There is something sweet and wonderful about this piece of theatre, and it is not just that it has some nostalgia, a long forgotten time, story of a more dangerous, and some claim simpler, ideal of life and the terrors of getting a big break. That’s some of it. And only some of it, is apparently true, which makes it all the more charming.

As a host, Phillips is perfect. He manages to dive from being the perfect entry point for this flight of fancy, to portraying a large number of different characters – including his grandma – with ease.

But we are here because there’s dancing. And we are asking. Phillips manages to dance away with some style and whilst many of the steps are not as tough as grandma may have had to use when dancing with Mr. O’Connor, they are wonderfully imagined for us. And it is here that the theatrical nature of the show really works incredibly well. The use of angle poise lamps with the theatre lights, the music, the wonderful use of props and the way in which each time period is shown to us all work to tremendous effect. They package the whole thing in a wonderful manner.

I think having a tap board, however, on the set would have really helped as the floor does not really allow the tap to work and the sound becomes muffled. The table – which doubles and trebles for a variety of other things – pool table and wardrobe amongst them – is better, but it still needs to help with that tap sound more than it does. The finale with the washing line obscuring Phillips above the knee, allowing us to focus on the feet was sheer genius and meant we got what we came for.

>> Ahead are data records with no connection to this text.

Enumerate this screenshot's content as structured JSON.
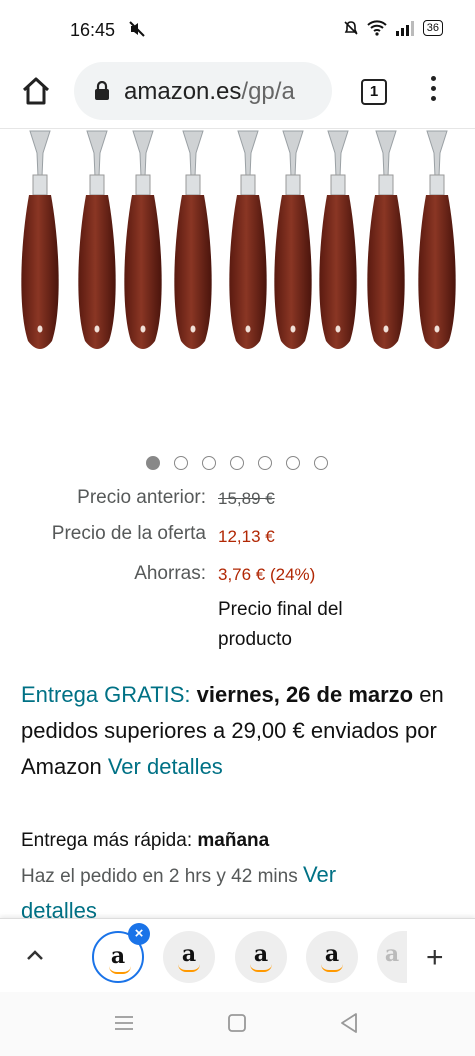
{
  "status_bar": {
    "time": "16:45",
    "mute_icon": "mute-icon",
    "battery": "36"
  },
  "browser": {
    "url_host": "amazon.es",
    "url_path": "/gp/a",
    "tab_count": "1"
  },
  "carousel": {
    "total": 7,
    "active_index": 0
  },
  "price": {
    "previous_label": "Precio anterior:",
    "previous_value": "15,89 €",
    "offer_label": "Precio de la oferta",
    "offer_value": "12,13 €",
    "savings_label": "Ahorras:",
    "savings_value": "3,76 € (24%)",
    "final_note": "Precio final del producto"
  },
  "delivery": {
    "free_label": "Entrega GRATIS:",
    "date": "viernes, 26 de marzo",
    "text": "en pedidos superiores a 29,00 € enviados por Amazon",
    "link": "Ver detalles"
  },
  "fast_delivery": {
    "label": "Entrega más rápida:",
    "day": "mañana",
    "order_within": "Haz el pedido en 2 hrs y 42 mins",
    "link_part1": "Ver",
    "link_part2": "detalles"
  },
  "tabs_bar": {
    "tab_letter": "a",
    "close_label": "×",
    "add_label": "+"
  },
  "colors": {
    "price_red": "#b12704",
    "link_teal": "#007185",
    "active_tab_blue": "#1a73e8",
    "knife_handle": "#7a2a1c"
  }
}
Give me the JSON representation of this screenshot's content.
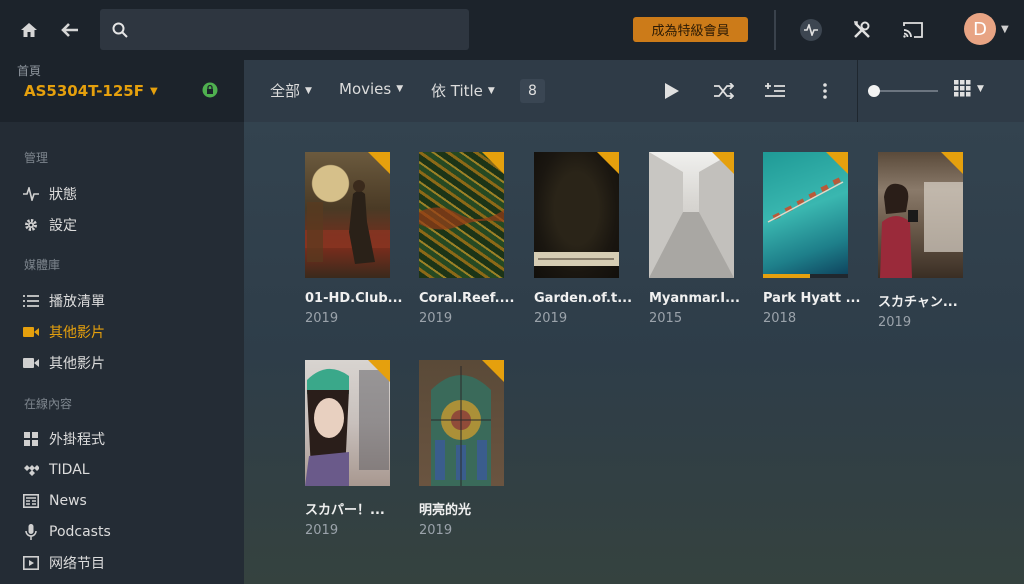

Of course, the narrative was eventually – the CIA – fanciful. The way in which he was able to dispense with the CIA man laughable – though for a UK based audience, we could believe it! That Phillips is multi-faceted when it comes to theatre is far from hard to believe – perhaps a lot less difficult than some of the story he tells – but there is a tremendous authenticity at work here and a pride in the work. There is in fact a love for performing, but also for performing well – taking account of all the theatre arts and not being dependant upon one or a small combination of them. That makes it quite a joy to watch.

But it was sold well and everyone there tapped their feet when things were working and swung their way out happier than when they entered – not bad for an afternoon at the fringe!